Early blog posts were a place to share my craftiness, but with most of my craft supplies still boxed up from an ongoing remodel, I haven’t had much to share about crafts. However, I have expanded my beekeeping posts because this has been the busiest year I’ve had as a keeper. I’d like to share some of what made this the oddest and most eventful year of beekeeping.
1. Winter. We had a very mild winter. Our one hive survived well and flourished enough to split. Or we caught a swarm that had overwintered and swarmed to our house. I think both happened. Regardless, I had some spare equipment available, so I now have two hives, which I have named Easton and Weston. (If you need more details, visit this post.) I definitely got some help from two local keepers.
2. Spring. We had a great beginning, then SNOW fell in May. Brand new keepers and new packages never had a chance, resulting in a flurry of traffic in my online support group for local keepers. I also spoke for the Iowa Chapter of the General Federation of Women’s Clubs, which I wrote about.
3. Calls for help. This may not be a complete list, but here are some of the calls for help that I got. Going from two calls per year to about ten is fairly crazy to me.
- A publishing company had a swarm. The gal said it was beautiful to experience the bees coming and going from their garden.
- A trapout from a tree.

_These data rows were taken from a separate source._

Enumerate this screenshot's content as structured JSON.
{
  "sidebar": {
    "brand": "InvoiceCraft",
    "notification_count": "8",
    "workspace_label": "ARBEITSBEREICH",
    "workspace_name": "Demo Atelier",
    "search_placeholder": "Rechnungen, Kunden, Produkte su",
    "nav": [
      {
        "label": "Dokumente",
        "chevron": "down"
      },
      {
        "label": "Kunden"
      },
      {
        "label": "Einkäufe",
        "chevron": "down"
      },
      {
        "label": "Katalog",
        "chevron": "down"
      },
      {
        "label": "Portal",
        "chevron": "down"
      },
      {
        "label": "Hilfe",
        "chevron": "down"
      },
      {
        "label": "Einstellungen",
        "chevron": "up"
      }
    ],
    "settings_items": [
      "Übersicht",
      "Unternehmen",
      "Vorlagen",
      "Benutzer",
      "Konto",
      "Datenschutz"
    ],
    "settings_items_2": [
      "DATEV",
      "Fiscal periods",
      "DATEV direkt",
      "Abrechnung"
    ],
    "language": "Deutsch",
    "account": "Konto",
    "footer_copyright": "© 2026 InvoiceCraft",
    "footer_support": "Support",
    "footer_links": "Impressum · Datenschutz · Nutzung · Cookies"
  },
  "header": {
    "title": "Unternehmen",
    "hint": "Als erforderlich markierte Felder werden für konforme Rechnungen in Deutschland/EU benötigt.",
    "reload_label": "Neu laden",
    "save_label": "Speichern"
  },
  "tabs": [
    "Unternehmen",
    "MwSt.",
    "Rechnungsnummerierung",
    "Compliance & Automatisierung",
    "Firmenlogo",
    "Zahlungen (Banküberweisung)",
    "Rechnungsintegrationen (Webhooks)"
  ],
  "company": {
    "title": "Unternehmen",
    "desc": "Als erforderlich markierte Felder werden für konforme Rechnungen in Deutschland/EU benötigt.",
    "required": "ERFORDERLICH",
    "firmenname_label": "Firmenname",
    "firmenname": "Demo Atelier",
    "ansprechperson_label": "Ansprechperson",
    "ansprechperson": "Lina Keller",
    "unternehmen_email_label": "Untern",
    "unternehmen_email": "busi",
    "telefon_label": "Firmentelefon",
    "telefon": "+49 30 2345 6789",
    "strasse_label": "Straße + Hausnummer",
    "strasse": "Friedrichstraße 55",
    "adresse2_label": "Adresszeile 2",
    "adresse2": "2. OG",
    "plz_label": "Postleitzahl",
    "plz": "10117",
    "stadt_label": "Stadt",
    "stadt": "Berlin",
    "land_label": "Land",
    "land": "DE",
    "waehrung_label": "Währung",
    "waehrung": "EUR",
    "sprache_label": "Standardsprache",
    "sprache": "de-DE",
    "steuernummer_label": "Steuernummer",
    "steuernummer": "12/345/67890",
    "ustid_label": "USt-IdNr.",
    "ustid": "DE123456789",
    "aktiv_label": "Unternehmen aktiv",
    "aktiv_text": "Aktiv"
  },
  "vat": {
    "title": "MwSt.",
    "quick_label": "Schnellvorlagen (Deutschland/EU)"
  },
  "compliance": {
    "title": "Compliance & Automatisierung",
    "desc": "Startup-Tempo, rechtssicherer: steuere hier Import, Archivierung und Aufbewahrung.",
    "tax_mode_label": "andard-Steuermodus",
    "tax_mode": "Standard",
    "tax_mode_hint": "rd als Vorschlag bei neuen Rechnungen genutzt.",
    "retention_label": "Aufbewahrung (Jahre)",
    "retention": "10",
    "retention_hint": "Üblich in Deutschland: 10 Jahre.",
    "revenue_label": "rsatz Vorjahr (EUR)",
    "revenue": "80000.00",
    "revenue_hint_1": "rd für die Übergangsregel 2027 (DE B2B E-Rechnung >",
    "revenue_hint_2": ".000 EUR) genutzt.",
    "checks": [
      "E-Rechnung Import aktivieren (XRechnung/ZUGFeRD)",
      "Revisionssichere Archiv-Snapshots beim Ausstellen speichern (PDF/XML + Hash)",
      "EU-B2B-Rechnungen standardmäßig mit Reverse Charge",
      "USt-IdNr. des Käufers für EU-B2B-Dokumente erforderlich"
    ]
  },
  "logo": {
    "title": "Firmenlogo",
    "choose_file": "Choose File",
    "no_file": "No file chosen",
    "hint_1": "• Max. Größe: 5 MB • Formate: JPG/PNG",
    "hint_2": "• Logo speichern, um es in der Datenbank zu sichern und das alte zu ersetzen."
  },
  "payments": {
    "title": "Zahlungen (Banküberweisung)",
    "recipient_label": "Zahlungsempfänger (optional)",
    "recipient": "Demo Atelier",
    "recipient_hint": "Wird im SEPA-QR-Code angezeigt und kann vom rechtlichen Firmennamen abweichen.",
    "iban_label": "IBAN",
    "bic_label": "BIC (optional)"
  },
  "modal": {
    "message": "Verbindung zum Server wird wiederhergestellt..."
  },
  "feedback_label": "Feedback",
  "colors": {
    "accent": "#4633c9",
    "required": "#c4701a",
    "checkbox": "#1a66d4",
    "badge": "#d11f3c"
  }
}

When a honeybee colony is too close for comfort, you might find a beekeeper who is available to move it for you. If you have a tree or house with a hive, please know that as long as the honeycomb remains accessible, bees will return to that location. I used expanding foam to cut off accessibility for this site, but bees have wood-chomping jaws. Tree removal is the best way to keep bees from returning. Another keeper ended up finishing this job for me; he filled a few good nucs from this tree. That was good, because I needed my equipment back home so I could deal with the bees in my own backyard (list item #1).
- A cutout from a house. Original story here. An established beehive should be removed from your house, no question about that. Good for you to know: I might take the bees and their comb away from your house, but I don’t repair the walls that I cut out. I have a gal in southern Iowa wrestling with this issue currently. If you are already need a new roof or siding, I’d love to coordinate with your contractor.
- Another cutout from a cinder block church-now-temple. (originally shared here) The owners were re-roofing. If I could have gotten to the colony from the roof, it would have worked. But since it was miles below the roof, I had no way to get all my equipment up there. Scaffolding would have been an excellent way to access the colony. I estimated that using ladders would have quadrupled my work time there. I don’t know if ladders would have even worked. Maybe it will work out next spring, because I have a feeling that the colony will survive the winter.
- Another tree. A trapout was not possible, and the gal has an in-home daycare. This colony had a history of surviving and splitting. The tree was going to be removed in the fall, she thought. But could I get the bees out now, in July?
- MidAmerican Energy. Two employees were stung, but not confirmed to be honeybee incidents. I may have to call her back and start a contractor and utility worker education class.
- Mis-identifications. Thankfully, we have digital zoom and email so I can identify honeybees before driving to a site. Several phone calls about non-bees came in.
- A storm. About a month ago, my city endured straight line winds. A coworker went for more than 24 hours without electricity. Old trees with honeybee colonies came down, including this one here. The bees are definitely racing against the calendar — had they come to us in May, I’d be happy about their progress. But it being October and all, I will exercise caution with my resources for these gals.
- Drake University. Professor seeks beeyard for her ten undergrads to visit. I sent this request this to my email group, where we also fielded a request for someone to speak to a Kiwanis club.
- A random phone call from someone who had a yellowjacket sting her three weeks ago. What? Am I listed as a medical expert on the internet?
4. My first bee equipment auction. My one support group (sorry, it has no internet presence) has an annual beekeeping equipment auction, and I could never attend. Until this year. I left with something I didn’t have on my very short shopping list — a winter hive cover. I use tar paper for the height that the cover cannot reach.
5. Consigning. With more than one beehive, I am able to supply some surplus to Sweetly Said, a local gift shop. This is my first year in a surplus situation. I’m hopeful that a family down the road will foster a beehive of mine next year.
How has your year been? I’d love to know.